Consider running phishing simulation tests to gauge how well employees react to phishing. In these tests, employees receive fake phishing emails to see how they respond. These are usually conducted by a third party, and many services include reporting, periodic testing to gauge improvement, help with phishing awareness training, and recommendations for next steps.
Step Up Your Password Game
In today’s environment, passwords are far from safe — in fact, they’re actually quite vulnerable, and no longer considered the best way to protect accounts. Companies are stepping up their authentication to include multi-factor authentication, swapping traditional authentication methods for secure authentication protocols, and combining them through a secure single sign-on (SSO) tool.
The More Holistic Solution
While the above methods are effective to an extent, they don’t completely prevent phishing. Reliably protecting your organization against phishing involves two elements:
- A secure single sign-on solution.
Single sign-on (SSO) solutions use secure protocols instead of passwords to authenticate and authorize users to their resources. This eliminates the need for (and risk of) users typing in their credentials. Because phishing often occurs when a user types their credentials into a falsified website, circumventing this manual login process acts as a defense against phishing.
- A method for changing passwords without using the account’s website.
The most reliable way to defend against phishing is to combine SSO with a means for changing passwords on devices rather than on websites. For example, JumpCloud® stores SSO data in its User Portal; users can change their passwords directly from their device, and the device propagates the changed credentials to the individual services. This way, the user never needs to input their password directly into a website or application that JumpCloud supports (and because JumpCloud takes a multi-protocol approach to authentication and authorization, it supports just about all of them).
To truly defend against phishing, you need a solution that can provide both of the above elements. One of the best ways to do this is with a unifying directory platform like JumpCloud that manages and secures access to all your resources.

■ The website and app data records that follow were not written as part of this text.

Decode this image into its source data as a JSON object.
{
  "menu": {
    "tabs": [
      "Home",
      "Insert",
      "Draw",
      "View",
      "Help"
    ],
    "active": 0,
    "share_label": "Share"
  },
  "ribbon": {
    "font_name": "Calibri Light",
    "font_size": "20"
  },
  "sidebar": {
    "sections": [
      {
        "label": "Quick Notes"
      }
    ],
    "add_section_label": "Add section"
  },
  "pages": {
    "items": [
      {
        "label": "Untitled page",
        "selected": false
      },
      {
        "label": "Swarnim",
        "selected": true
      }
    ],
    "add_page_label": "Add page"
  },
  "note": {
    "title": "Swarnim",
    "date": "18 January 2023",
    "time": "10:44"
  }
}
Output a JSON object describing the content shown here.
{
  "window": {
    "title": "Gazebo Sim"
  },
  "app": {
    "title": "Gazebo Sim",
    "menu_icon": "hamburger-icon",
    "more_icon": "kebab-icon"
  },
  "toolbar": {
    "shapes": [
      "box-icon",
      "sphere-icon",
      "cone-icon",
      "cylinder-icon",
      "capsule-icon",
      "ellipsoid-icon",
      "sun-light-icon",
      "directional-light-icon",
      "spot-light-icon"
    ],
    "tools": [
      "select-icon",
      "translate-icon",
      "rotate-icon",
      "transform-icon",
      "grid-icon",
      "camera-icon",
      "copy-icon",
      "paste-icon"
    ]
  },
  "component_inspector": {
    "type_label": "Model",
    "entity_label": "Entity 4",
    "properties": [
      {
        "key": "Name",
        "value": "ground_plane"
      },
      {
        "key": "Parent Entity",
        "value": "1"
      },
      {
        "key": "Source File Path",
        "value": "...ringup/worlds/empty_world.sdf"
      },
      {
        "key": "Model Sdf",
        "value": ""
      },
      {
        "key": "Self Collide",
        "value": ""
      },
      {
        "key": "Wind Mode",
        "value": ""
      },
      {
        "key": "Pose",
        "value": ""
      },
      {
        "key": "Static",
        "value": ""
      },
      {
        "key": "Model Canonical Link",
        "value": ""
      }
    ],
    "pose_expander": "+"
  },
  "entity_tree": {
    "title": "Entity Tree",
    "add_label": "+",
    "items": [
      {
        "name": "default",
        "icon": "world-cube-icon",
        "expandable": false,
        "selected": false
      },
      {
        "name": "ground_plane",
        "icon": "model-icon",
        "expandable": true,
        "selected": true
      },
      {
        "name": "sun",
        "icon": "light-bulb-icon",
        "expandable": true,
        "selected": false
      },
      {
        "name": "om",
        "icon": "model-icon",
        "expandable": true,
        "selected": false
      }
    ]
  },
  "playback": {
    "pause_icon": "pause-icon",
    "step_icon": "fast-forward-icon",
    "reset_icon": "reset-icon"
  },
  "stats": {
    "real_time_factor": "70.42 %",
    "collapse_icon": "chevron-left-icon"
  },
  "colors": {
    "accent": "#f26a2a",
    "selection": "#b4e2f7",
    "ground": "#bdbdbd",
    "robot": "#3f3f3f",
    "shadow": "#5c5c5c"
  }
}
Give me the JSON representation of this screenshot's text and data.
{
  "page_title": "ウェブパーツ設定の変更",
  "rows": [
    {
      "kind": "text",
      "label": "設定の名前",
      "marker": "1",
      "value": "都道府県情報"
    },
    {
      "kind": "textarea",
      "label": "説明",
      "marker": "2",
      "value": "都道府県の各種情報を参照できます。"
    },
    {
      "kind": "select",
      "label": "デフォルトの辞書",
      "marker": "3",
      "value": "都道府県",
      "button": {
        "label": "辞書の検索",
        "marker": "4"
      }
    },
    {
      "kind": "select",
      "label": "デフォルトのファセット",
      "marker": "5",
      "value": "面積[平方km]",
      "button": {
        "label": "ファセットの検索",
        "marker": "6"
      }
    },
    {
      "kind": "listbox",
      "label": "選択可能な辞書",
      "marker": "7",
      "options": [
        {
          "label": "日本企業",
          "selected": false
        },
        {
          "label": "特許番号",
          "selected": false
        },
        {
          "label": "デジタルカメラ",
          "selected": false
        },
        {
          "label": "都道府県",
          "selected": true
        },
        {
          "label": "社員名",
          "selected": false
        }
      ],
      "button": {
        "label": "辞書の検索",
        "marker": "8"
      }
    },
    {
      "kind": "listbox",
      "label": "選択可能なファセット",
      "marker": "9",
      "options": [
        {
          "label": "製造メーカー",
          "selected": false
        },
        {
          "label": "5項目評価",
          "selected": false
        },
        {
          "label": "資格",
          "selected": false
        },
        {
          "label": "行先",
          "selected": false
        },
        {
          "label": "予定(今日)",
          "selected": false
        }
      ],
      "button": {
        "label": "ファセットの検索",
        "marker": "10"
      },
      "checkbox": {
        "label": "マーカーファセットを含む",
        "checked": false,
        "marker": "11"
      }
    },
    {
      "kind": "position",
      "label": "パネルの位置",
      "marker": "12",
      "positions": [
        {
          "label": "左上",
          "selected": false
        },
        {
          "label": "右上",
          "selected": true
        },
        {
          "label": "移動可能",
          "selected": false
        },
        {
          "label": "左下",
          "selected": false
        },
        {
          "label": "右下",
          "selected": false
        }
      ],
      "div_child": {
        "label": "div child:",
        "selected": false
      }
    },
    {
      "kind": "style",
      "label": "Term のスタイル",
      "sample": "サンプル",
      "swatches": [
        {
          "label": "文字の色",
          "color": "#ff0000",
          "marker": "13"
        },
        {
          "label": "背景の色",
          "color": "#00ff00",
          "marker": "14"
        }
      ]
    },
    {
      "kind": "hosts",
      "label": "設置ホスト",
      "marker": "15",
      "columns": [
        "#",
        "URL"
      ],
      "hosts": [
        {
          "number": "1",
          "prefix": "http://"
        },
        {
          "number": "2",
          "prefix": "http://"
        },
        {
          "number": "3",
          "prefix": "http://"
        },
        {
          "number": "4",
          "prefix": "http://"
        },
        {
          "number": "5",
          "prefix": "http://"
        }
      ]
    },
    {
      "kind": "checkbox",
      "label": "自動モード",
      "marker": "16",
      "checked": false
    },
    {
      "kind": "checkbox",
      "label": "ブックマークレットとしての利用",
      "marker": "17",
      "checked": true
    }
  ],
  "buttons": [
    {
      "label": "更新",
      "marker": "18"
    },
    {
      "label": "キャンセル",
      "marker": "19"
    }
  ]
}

JumpCloud is a security-focused cloud directory platform that securely connects employees to virtually all the resources they need, from wherever they are. It accomplishes this with tools like multi-factor authentication, a multi-protocol approach to authentication, and secure single sign-on. Better yet, it’s free for up to 10 devices and 10 users — sign up now to try it in your environment.